By Katerina Bonderud, TIWP Student
My love is writing in a valley of flowers. The kindness of California poppies delicately caressing my fingers. As I sit, I am immersed in a whole other world where trees bloom and bees are dogs. They float back and forth, carrying pollen to and from their hive. They support the world around them and worship their badass queen. I hear their buzz and the songs of birds all around.
I’m taken back to the time I was in Yosemite’s valley, staring up at Al Capitan, immersed in the vastness of our world. I’m a mountain girl. The ocean is gigantic, but a dark blue film covers it–you can’t see how expansive it truly is. With mountains, you see its precariousness and magic right before your eyes. Yosemite’s cliffs look so small and shallow from above, but once you are in the heart of the valley, you appreciate every edge and curve of the stone, every brush stroke and sculpt from the glaciers millions of years ago. I can’t help but give an air-hug to the sky. This planet does so much more than we can ask for. It breaks my heart to watch such a robust and beautiful force be nothing but abused, taken photos by many, and only appreciated and cared for by a single percent. I lie in this valley and watch as the world becomes round. The heart of the sky is dark, the cliffs climb the sky, and the trees at the bottom frame the portrait. I sink into the earth, deeper and deeper. I drop my head to the side and see, once again, an orange poppy.
I fall through the earth to find myself in the thick of my storm. It is freshmen year. I am writing in a valley of flowers. Nothing compares to that bliss. I long for the sun caressing my chin, blinding my computer, and blushing my cheeks. The flowers tangle around my ankles as they reach for the sun.

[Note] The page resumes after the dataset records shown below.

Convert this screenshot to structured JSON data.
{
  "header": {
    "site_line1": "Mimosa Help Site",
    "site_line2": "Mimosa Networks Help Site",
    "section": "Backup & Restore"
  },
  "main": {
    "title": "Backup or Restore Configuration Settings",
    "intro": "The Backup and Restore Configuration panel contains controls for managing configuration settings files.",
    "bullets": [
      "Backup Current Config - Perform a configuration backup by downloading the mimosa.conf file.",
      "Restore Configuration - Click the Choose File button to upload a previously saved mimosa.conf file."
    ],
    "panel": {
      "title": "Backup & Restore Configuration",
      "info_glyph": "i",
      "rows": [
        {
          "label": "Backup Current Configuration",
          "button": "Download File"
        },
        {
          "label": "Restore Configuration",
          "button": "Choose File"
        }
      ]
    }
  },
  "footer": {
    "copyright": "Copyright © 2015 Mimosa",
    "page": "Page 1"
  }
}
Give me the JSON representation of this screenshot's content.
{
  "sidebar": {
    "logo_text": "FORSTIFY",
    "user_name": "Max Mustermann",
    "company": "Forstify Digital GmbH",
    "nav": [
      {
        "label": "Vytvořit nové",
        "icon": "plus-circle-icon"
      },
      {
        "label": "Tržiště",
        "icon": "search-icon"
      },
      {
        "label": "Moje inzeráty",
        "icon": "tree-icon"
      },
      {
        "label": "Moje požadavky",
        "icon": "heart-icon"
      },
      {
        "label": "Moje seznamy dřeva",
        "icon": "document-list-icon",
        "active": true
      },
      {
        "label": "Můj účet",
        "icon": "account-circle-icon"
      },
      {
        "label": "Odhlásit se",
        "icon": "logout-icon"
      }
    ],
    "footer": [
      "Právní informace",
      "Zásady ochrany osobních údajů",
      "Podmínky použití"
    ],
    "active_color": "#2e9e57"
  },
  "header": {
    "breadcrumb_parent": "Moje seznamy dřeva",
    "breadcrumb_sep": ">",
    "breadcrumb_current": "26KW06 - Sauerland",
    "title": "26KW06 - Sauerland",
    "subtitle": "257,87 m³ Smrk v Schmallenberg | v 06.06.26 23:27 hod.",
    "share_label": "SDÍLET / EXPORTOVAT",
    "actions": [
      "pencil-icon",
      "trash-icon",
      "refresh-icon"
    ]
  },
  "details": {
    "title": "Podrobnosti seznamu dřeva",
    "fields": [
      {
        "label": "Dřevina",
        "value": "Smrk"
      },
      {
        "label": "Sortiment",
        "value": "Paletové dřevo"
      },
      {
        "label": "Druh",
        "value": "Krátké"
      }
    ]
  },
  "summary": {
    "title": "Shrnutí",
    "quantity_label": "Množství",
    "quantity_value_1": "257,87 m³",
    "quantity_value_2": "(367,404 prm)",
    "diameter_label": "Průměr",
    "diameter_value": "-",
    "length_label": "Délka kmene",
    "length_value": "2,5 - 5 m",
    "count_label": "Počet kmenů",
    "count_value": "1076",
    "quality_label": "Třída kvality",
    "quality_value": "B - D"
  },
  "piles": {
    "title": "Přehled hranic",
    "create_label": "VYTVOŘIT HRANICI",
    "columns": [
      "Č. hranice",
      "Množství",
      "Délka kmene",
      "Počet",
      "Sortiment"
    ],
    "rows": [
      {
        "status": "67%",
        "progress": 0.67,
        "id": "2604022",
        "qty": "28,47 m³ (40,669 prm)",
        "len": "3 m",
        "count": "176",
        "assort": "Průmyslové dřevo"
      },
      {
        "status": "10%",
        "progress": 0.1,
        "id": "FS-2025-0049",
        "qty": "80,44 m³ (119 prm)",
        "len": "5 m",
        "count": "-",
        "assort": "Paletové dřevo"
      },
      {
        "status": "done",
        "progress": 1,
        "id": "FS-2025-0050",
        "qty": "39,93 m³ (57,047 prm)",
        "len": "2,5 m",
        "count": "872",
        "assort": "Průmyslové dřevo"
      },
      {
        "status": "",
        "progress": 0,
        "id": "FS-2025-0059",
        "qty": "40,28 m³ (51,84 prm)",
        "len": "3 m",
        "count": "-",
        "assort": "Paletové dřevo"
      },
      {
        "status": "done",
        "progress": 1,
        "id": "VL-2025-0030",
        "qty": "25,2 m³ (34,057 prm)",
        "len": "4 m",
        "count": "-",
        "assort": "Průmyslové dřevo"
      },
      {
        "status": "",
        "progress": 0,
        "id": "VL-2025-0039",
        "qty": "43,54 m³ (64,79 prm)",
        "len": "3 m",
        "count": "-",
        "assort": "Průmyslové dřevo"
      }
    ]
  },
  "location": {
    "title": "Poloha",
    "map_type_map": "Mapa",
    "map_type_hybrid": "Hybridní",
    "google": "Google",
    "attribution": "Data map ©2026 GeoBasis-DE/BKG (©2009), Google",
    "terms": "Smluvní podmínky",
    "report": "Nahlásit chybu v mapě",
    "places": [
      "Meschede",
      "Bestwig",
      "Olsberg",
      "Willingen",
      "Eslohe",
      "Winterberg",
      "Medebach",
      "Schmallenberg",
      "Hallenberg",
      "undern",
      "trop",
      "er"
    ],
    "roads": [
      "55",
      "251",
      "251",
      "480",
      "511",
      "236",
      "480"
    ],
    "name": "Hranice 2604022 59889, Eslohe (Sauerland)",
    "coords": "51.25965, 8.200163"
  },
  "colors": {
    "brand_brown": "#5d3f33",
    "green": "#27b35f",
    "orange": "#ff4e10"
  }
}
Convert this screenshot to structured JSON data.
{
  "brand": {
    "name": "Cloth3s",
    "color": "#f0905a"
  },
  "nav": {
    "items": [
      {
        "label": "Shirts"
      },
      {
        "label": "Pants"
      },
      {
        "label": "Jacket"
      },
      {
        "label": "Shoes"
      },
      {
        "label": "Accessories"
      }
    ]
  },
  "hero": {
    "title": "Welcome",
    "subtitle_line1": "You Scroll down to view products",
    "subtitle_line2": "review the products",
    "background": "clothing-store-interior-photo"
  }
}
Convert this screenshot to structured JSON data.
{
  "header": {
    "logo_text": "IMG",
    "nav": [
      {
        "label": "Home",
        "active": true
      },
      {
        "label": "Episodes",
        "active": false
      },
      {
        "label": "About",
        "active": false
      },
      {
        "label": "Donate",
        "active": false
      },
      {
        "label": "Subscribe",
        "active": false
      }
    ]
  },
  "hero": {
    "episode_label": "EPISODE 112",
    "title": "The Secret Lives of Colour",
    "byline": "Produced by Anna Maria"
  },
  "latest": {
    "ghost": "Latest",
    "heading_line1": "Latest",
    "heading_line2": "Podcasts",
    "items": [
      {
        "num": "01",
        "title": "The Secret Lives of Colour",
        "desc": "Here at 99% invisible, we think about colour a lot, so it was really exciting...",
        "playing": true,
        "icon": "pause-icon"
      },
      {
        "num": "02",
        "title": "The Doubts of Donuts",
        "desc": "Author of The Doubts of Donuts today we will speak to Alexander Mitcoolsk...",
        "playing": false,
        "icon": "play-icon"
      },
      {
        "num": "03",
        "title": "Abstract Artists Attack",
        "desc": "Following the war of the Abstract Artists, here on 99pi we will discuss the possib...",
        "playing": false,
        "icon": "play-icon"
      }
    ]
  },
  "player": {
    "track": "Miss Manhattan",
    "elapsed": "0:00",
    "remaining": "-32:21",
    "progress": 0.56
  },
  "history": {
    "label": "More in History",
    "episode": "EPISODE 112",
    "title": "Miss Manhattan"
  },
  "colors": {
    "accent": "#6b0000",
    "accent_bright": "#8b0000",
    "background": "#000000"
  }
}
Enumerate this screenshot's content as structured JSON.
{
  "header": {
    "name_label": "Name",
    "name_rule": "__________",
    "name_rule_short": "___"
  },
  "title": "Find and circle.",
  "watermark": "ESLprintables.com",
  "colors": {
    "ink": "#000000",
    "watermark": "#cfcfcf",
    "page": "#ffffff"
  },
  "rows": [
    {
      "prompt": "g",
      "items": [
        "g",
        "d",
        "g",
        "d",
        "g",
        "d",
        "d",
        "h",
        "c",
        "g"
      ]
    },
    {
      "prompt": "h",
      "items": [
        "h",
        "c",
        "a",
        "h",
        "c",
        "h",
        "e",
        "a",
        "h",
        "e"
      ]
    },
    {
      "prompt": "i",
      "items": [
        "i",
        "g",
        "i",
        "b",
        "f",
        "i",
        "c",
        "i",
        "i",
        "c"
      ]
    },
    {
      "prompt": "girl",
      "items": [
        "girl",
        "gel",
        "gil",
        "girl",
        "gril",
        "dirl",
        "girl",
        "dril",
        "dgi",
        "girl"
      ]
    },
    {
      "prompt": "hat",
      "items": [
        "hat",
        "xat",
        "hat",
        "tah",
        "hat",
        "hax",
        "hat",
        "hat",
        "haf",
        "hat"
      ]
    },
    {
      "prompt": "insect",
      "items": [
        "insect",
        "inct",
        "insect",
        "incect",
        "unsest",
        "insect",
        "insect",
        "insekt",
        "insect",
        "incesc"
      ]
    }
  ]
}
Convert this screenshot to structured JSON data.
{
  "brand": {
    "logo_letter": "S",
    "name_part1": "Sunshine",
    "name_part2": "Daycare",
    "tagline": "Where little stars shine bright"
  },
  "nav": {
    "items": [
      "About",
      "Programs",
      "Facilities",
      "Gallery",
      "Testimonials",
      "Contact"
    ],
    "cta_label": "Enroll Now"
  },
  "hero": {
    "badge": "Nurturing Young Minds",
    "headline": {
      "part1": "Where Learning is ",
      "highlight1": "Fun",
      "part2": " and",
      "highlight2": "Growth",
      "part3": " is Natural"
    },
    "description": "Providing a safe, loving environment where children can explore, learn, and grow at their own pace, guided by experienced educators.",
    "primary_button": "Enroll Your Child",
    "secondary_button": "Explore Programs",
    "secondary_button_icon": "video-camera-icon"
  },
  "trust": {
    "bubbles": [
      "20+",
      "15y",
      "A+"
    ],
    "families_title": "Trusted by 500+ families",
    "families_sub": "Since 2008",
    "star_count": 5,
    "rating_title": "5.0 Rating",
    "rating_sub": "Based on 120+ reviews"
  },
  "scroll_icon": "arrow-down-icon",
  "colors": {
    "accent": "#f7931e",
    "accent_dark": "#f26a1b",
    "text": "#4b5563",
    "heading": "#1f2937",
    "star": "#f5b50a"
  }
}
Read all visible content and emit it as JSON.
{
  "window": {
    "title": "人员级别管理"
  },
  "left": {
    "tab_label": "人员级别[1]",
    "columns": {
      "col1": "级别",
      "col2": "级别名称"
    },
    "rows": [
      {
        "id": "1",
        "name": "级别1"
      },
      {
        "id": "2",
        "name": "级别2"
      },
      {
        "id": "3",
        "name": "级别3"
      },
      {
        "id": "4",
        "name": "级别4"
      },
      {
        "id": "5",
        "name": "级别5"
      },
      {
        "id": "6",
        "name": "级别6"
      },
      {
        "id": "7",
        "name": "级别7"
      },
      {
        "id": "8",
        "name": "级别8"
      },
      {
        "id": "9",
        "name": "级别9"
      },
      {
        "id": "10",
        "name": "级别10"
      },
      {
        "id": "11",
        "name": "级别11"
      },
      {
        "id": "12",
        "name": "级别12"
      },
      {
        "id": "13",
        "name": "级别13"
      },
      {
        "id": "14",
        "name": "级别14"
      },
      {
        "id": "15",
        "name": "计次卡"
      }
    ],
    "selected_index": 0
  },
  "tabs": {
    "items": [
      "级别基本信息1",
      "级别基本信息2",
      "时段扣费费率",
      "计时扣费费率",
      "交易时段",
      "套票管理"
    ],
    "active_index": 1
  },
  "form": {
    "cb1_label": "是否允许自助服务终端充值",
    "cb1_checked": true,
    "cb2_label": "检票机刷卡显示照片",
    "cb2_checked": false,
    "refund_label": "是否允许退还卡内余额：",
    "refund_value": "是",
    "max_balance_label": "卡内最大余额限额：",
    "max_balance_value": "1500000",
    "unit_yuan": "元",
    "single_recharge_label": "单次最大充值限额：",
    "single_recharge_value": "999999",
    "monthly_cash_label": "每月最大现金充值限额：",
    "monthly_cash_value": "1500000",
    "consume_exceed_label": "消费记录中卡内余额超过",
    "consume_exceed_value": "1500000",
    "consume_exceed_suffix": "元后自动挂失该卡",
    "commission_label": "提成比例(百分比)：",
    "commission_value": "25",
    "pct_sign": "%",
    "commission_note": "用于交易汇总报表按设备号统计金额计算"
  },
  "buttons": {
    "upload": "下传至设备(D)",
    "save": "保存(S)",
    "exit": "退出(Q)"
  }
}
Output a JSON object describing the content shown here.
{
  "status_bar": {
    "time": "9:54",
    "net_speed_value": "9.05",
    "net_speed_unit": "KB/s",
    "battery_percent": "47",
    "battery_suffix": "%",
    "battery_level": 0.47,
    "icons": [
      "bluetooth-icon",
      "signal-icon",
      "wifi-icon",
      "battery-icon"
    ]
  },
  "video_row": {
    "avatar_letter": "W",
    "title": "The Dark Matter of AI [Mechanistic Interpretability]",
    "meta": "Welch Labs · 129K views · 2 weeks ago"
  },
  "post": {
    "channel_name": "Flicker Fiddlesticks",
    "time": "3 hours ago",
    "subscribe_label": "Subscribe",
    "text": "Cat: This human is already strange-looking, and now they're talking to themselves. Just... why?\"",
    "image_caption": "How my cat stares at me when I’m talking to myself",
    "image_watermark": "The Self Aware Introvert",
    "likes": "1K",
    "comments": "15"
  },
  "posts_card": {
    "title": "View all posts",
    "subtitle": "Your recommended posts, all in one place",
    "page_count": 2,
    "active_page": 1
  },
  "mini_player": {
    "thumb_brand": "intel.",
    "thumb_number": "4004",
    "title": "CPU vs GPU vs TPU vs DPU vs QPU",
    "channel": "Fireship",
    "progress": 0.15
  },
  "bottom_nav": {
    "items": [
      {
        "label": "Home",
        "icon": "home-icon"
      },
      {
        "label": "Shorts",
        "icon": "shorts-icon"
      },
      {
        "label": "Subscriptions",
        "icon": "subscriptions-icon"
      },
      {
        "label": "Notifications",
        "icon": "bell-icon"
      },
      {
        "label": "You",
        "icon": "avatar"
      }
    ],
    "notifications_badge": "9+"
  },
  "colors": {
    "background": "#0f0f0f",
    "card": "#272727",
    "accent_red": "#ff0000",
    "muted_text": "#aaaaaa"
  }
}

Nature will give until it has none left. Even then, it will go along with its process to give more, only to be ungratefully depleted once more. Nothing refuels my energy quicker than spending time alone in the wilderness. Although my irrational fear of predators keeps me on edge, it’s a thrill that refreshes me from being worried about socializing, how I present myself, saying the right thing, acting the right way, studying studying studying, my insecurities, my never empty to-do list, being woman, being a student, not letting people down, balancing conflicting social demands, ill-health, politics, history, climate change, the future–it all stops. It’s left behind at the trailhead. The only belonging that makes its way onto the compressed path is a pen and paper. They greet each other, knowing what is to come. Nothing related to any of my worries, only fantasy’s about all good that is to come.
Writing is cathartic. It is fun. It makes me whole. During the 2020 quarantine, I put down my pen and paper and instantly felt lost; I didn’t know where I was going; the world around me imploded in my head. My pen and paper have always been there in the times of my deepest needs. It has been there to nurture me, empower me, get funky with me, and express me. Writing was there for me before I even knew how to read–Literally. I learned how to write four years before I knew how to read properly. Dyslexia comes in all shapes and sizes. It’s comical because I couldn’t even read what I had written. I just knew it was there. Writing has always been there.
Writing doesn’t need to be perfect. I once asked a Latin teacher why the Latin language died. The reason: because it got fixed. It got locked into a box, never to be altered again, just looked at and pondered. Writing is not fixed. It is complex, weird blobs on a page that make us hallucinate, and it is beautiful.